“I’m angry, but I was more concerned about Zimmer’s health,” said Torre. “Zimm was very upset . . . Zimm is fiery. These people here in Boston know that.”


After order was restored, Ramirez struck out. From his heels. Zimm watched from the bench with a Band-Aid on the bridge of his nose. After the game, Zimmer left Fenway on a stretcher and was transported to Beth Israel Deaconess Medical Center via ambulance.

“I think we’ve upgraded it from a battle to a war.”

Grady Little 

Clemens got more revenge in the sixth when the Yankees put two men on with nobody out. The 41-year-old Rocket, possibly pitching the final game of his 20-year career, struck out Nomar Garciaparra on three pitches and got Ramirez to ground into a double play. It was Clemens’s final pitch of the night.

“It was a courageous six innings to pitch,” said Torre. “The emotion of the whole thing really drained him.”

Martinez didn’t give up anything after the fourth-inning fracas, but the damage was done. Good as he is, the Yankees appear to be in his head. As a Red Sox, Pedro is 8-9 against the Bronx Bombers. Martinez and Clemens are lined up to meet again if this goes seven, and you know it will.

The late innings generated little scoring, but more chaos.

Jose Contreras, whom the Yankees signed last winter when they outbid the Red Sox (prompting Larry Lucchino’s infamous “Evil Empire” remark) came into the game in the seventh and shut down the Red Sox just as he did in New York.

Veteran closer Mariano Rivera, a man with four championship rings, came on to start the eighth and got the Red Sox, 1-2-3.

Before the Sox came to the plate in the ninth, while the Rally Karaoke Guy was doing his thing on the big board in center field, there was a fight in the Yankee bullpen involving, among others, right fielder Garcia, reliever Jeff Nelson, and veteran Red Sox ground crew member Paul Williams. Posada - who was in the middle of things all night - raced 380 feet to the wall to offer assistance. When it was over, Garcia had a cut on his left hand and was replaced by Juan Rivera. Williams was led out of the pen by police.

Baseball executive vice president of baseball operations Sandy Alderson said he thought the umpires did a good job, but did not rule out the possibilty of fines or suspensions.
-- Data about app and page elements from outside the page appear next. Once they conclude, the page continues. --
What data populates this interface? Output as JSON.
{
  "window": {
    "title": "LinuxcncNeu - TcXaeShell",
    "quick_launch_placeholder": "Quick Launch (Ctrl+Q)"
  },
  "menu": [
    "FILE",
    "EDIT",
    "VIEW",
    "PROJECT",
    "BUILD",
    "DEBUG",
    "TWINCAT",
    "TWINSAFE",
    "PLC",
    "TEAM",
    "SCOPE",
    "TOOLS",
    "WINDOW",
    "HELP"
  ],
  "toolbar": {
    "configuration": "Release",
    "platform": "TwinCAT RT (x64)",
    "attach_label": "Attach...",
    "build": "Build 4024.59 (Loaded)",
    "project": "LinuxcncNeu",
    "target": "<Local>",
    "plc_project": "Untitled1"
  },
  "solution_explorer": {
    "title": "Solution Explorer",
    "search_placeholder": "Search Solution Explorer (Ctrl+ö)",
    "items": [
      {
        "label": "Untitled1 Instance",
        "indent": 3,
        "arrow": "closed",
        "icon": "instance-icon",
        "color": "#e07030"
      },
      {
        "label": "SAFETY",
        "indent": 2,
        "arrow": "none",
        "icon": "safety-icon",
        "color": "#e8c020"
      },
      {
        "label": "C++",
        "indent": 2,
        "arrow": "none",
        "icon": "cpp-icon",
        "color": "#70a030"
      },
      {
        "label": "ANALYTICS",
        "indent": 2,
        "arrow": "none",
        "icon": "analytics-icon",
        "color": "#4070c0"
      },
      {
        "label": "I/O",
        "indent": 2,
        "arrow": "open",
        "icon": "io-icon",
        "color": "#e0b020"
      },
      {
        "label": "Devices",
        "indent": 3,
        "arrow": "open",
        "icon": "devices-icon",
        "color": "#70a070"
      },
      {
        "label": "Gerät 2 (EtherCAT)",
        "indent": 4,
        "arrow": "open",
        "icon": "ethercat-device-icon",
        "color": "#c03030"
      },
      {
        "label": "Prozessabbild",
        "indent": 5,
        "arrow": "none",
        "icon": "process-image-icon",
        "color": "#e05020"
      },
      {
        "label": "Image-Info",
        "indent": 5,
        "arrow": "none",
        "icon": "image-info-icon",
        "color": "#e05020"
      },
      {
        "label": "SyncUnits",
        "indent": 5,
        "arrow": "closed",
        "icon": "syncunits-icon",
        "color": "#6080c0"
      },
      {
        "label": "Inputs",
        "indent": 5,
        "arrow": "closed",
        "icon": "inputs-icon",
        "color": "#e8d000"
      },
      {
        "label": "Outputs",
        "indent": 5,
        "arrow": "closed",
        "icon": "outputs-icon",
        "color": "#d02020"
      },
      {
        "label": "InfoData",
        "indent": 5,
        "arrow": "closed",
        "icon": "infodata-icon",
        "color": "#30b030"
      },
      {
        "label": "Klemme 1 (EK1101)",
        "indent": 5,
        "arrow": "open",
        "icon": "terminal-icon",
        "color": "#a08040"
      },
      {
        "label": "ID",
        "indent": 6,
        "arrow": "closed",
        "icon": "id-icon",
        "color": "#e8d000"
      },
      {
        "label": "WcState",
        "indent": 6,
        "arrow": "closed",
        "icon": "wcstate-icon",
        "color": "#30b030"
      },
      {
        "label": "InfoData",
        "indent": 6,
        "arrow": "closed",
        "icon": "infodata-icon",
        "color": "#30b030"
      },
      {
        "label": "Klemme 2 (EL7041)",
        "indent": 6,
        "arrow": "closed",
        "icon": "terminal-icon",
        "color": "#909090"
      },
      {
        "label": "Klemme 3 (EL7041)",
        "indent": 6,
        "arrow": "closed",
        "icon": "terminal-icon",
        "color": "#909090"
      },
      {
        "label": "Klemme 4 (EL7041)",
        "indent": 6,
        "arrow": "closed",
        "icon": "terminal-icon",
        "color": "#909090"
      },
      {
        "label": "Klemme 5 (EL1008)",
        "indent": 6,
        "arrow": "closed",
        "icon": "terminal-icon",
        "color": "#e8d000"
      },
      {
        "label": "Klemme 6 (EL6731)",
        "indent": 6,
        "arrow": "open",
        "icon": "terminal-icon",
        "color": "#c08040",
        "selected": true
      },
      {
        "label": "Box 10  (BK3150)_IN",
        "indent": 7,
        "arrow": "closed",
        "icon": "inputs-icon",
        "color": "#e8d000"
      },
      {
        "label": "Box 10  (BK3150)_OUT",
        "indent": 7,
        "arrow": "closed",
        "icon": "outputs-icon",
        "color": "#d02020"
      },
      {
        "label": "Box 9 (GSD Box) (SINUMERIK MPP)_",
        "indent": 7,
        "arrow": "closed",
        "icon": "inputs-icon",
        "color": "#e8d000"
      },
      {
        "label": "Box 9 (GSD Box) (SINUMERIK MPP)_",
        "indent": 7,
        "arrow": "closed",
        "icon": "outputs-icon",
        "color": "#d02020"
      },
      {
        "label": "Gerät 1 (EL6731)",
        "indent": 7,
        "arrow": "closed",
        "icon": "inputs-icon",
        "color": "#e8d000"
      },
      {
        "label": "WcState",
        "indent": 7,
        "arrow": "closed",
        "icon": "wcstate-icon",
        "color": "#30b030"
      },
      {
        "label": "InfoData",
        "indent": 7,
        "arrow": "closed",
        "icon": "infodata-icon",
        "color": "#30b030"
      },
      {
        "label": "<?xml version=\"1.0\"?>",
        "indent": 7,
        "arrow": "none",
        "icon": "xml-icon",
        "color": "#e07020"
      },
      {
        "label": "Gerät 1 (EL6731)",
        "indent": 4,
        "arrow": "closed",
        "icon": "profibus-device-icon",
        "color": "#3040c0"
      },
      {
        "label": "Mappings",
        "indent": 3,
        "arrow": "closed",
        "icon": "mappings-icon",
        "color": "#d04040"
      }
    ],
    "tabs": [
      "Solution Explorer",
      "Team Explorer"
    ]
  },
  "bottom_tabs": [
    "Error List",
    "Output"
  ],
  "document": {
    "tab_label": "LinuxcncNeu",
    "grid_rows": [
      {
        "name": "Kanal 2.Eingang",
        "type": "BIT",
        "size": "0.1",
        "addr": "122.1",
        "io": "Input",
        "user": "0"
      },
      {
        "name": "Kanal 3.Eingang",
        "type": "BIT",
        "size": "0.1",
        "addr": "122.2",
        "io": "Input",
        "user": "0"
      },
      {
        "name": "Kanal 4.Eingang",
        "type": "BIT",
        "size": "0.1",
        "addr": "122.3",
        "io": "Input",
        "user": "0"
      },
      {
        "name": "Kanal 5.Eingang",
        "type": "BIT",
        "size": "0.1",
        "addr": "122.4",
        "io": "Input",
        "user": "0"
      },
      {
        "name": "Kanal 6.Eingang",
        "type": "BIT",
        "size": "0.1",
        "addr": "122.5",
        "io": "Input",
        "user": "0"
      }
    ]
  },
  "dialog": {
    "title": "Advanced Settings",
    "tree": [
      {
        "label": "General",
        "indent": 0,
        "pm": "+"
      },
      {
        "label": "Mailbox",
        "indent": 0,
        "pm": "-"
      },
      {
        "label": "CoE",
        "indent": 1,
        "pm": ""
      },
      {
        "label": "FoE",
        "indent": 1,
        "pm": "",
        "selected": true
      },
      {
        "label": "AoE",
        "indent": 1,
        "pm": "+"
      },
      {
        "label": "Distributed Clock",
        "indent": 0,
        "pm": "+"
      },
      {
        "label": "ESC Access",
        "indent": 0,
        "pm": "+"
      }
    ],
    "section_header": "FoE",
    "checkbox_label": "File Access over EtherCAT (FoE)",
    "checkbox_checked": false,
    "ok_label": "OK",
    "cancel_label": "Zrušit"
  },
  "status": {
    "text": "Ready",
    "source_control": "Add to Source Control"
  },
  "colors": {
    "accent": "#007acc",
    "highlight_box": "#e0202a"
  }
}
After the skirmish, the Sox went down in order again. Six up, six down for Rivera. Fenway was quiet for the first time all night.

A bad night for the Red Sox. And not just because they lost.